7 May 2013
Widely regarded as the template for any modern societies legal system, the UK has in recent years become the destination in which many of the world’s rich and powerful come to challenge all manner of criticism that could prove damaging to their reputations.
Justice Secretary Chris Grayling recently described the UK as the best destination in the world for litigation, highlighting the relative low cost and speed of litigation disputes, as well as the industry’s success in exporting services abroad. Grayling also suggested that the Indian legal market could be worth as much as £350m to the UK alone.
London in particular has enjoyed a growing number of legal disputes being based in its courts, especially in the financial services industry. Alan Mak, a lawyer at leading firm Clifford Chance, recently told The Guardian: “London is already a global financial centre, but it is increasingly becoming a legal centre and a centre for dispute resolution. It’s where some of the world’s most successful law firms are based. The world is coming to London because it’s a global financial centre, while the British legal profession is taking English law to the world.”
One aspect of English law that has proved particularly popular with businesses from overseas is ‘Libel tourism’. It has become a key component of the legal industry; with anyone from Russian oligarchs to large corporations using the English courts to challenge journalists, academics, and others who have dared to challenge the way they operate, despite having tenuous connections to the UK.
Britain’s leading law firms have seen considerable business generated by actions taken out in English courts to silence criticism, but new regulations passed in April could see a lot of this business move elsewhere.

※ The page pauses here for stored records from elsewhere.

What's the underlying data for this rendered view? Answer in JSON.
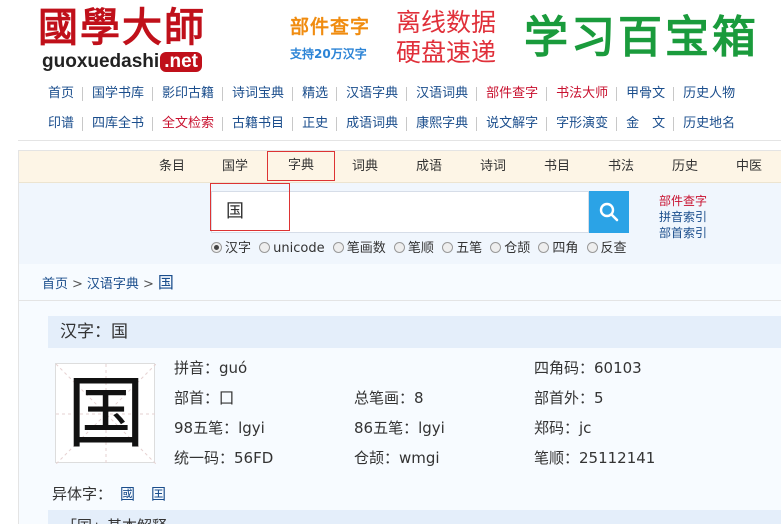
{
  "logo": {
    "text_cn": "國學大師",
    "text_en": "guoxuedashi",
    "text_net": ".net"
  },
  "ad": {
    "line1": "部件查字",
    "line2": "支持20万汉字",
    "offline1": "离线数据",
    "offline2": "硬盘速递",
    "slogan": "学习百宝箱"
  },
  "nav1": [
    "首页",
    "国学书库",
    "影印古籍",
    "诗词宝典",
    "精选",
    "汉语字典",
    "汉语词典",
    "部件查字",
    "书法大师",
    "甲骨文",
    "历史人物"
  ],
  "nav2": [
    "印谱",
    "四库全书",
    "全文检索",
    "古籍书目",
    "正史",
    "成语词典",
    "康熙字典",
    "说文解字",
    "字形演变",
    "金　文",
    "历史地名"
  ],
  "tabs": [
    "条目",
    "国学",
    "字典",
    "词典",
    "成语",
    "诗词",
    "书目",
    "书法",
    "历史",
    "中医"
  ],
  "search": {
    "value": "国"
  },
  "radios": [
    "汉字",
    "unicode",
    "笔画数",
    "笔顺",
    "五笔",
    "仓颉",
    "四角",
    "反查"
  ],
  "side_links": [
    "部件查字",
    "拼音索引",
    "部首索引"
  ],
  "breadcrumb": {
    "home": "首页",
    "dict": "汉语字典",
    "current": "国",
    "sep": ">"
  },
  "char": {
    "header": "汉字：国",
    "glyph": "国",
    "pinyin": "拼音：guó",
    "sijiao": "四角码：60103",
    "bushou": "部首：囗",
    "zongbihua": "总笔画：8",
    "bushouwai": "部首外：5",
    "wubi98": "98五笔：lgyi",
    "wubi86": "86五笔：lgyi",
    "zhengma": "郑码：jc",
    "unicode": "统一码：56FD",
    "cangjie": "仓颉：wmgi",
    "bishun": "笔顺：25112141",
    "variants_label": "异体字：",
    "variants": [
      "國",
      "囯"
    ],
    "next_header": "「国」基本解释"
  }
}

After four years of campaigning, the Libel Reform Campaign has successfully persuaded politicians in Westminster to amend the legal framework to create a level playing field in the courts.

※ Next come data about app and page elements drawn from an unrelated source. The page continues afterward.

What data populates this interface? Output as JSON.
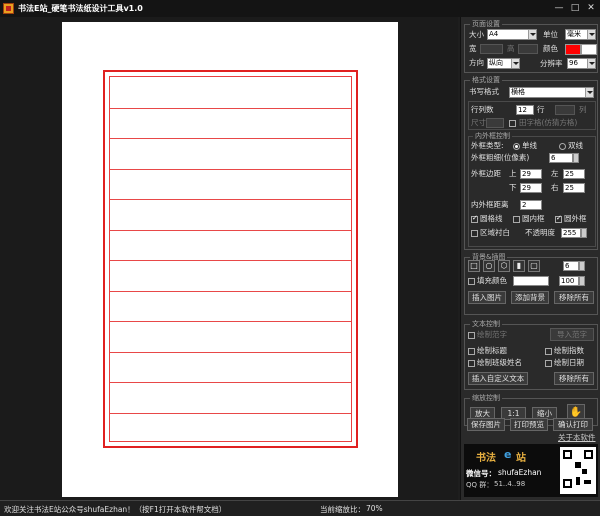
{
  "window": {
    "title": "书法E站_硬笔书法纸设计工具v1.0",
    "minimize": "—",
    "maximize": "□",
    "close": "✕"
  },
  "paper": {
    "rows": 12,
    "frame_color": "#e02020"
  },
  "page_settings": {
    "title": "页面设置",
    "size_label": "大小",
    "size_value": "A4",
    "unit_label": "单位",
    "unit_value": "毫米",
    "width_label": "宽",
    "height_label": "高",
    "color_label": "颜色",
    "color_value": "#ff0000",
    "orientation_label": "方向",
    "orientation_value": "纵向",
    "resolution_label": "分辨率",
    "resolution_value": "96"
  },
  "format_settings": {
    "title": "格式设置",
    "style_label": "书写格式",
    "style_value": "横格",
    "rows_label": "行列数",
    "rows_value": "12",
    "row_unit": "行",
    "col_unit": "列",
    "size_label": "尺寸",
    "rice_grid_label": "田字格(仿猜方格)"
  },
  "frame_settings": {
    "title": "内外框控制",
    "type_label": "外框类型:",
    "single_line": "单线",
    "double_line": "双线",
    "thickness_label": "外框粗细(位像素)",
    "thickness_value": "6",
    "margin_label": "外框边距",
    "top_label": "上",
    "top_value": "29",
    "left_label": "左",
    "left_value": "25",
    "bottom_label": "下",
    "bottom_value": "29",
    "right_label": "右",
    "right_value": "25",
    "inner_distance_label": "内外框距离",
    "inner_distance_value": "2",
    "round_grid": "圆格线",
    "round_inner": "圆内框",
    "round_outer": "圆外框",
    "area_white": "区域衬白",
    "opacity_label": "不透明度",
    "opacity_value": "255"
  },
  "background": {
    "title": "背景&插图",
    "count_value": "6",
    "fill_color_label": "填充颜色",
    "fill_opacity": "100",
    "insert_image": "插入图片",
    "add_background": "添加背景",
    "remove_all": "移除所有"
  },
  "text_control": {
    "title": "文本控制",
    "draw_sample": "绘制范字",
    "import_sample": "导入范字",
    "draw_title": "绘制标题",
    "draw_page_number": "绘制指数",
    "draw_class_name": "绘制班级姓名",
    "draw_date": "绘制日期",
    "insert_custom_text": "插入自定义文本",
    "remove_all": "移除所有"
  },
  "zoom_control": {
    "title": "缩放控制",
    "zoom_in": "放大",
    "actual": "1:1",
    "zoom_out": "缩小"
  },
  "actions": {
    "save_image": "保存图片",
    "print_preview": "打印预览",
    "confirm_print": "确认打印",
    "about": "关于本软件"
  },
  "ad": {
    "brand_1": "书法",
    "brand_2": "站",
    "brand_e": "e",
    "wechat_label": "微信号：",
    "wechat_value": "shufaEzhan",
    "qq_label": "QQ 群：",
    "qq_value": "51..4..98"
  },
  "status": {
    "welcome": "欢迎关注书法E站公众号shufaEzhan！（按F1打开本软件帮文档）",
    "zoom_label": "当前缩放比：",
    "zoom_value": "70%"
  }
}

These changes came about after a number of academics, including science writer Simon Singh, were sued for libel by organisations for criticisms of their activities. Singh, for example, was sued in 2008 by the British Chiropractic Association for criticisms in a column for The Guardian newspaper. The organisation chose not to sue the Guardian, but Singh himself, meaning that he would have to bare legal costs that reached £500,000 – an eye-watering sum for anyone on a journalist’s salary. After support from both the Guardian and a number of other campaigners, Singh won his case and went on to help found the Libel Reform Campaign that proposed the rule changes.
After wide political support, the new regulations were passed, despite amendments proposed by Labour peer Lord Puttnam and former Solicitor General for England and Wales Sir Edward Garnier MP. Garnier, who is himself a successful libel lawyer, wanted to remove part of the new regulations that would make companies suing for libel prove that they had suffered actual financial harm. His proposals were rejected, however, and the laws passed. Although the campaigners have celebrated these changes, some feel that they won’t go far enough. Singh’s solicitor in his fight against the British Chiropractic Association, Robert Dougans, told science journal Nature: “Frankly, I cannot see this having made any difference in any case I have been involved in, and I wish an opportunity had been taken to re-think defamation law ab initio.”
Despite these reservations, the new regulations are likely to mean the industry will likely see a decline in cases brought by large corporations against journalists. However, there is still a part of the UK that could be used for such legal actions. The reforms were rejected by Northern Ireland’s parliament, meaning the centre of libel tourism could shift from London to Belfast.
These rule changes could also prove significant for business, and not necessarily in a bad way. Companies should welcome this new level playing field in the courts. While it will obviously be harder to challenge their critics, increased scrutiny inevitably means more transparency and, hopefully, better performance. They should embrace this new era of transparency, and put an end to the intimidation tactics used to suppress any form of criticism levelled at them.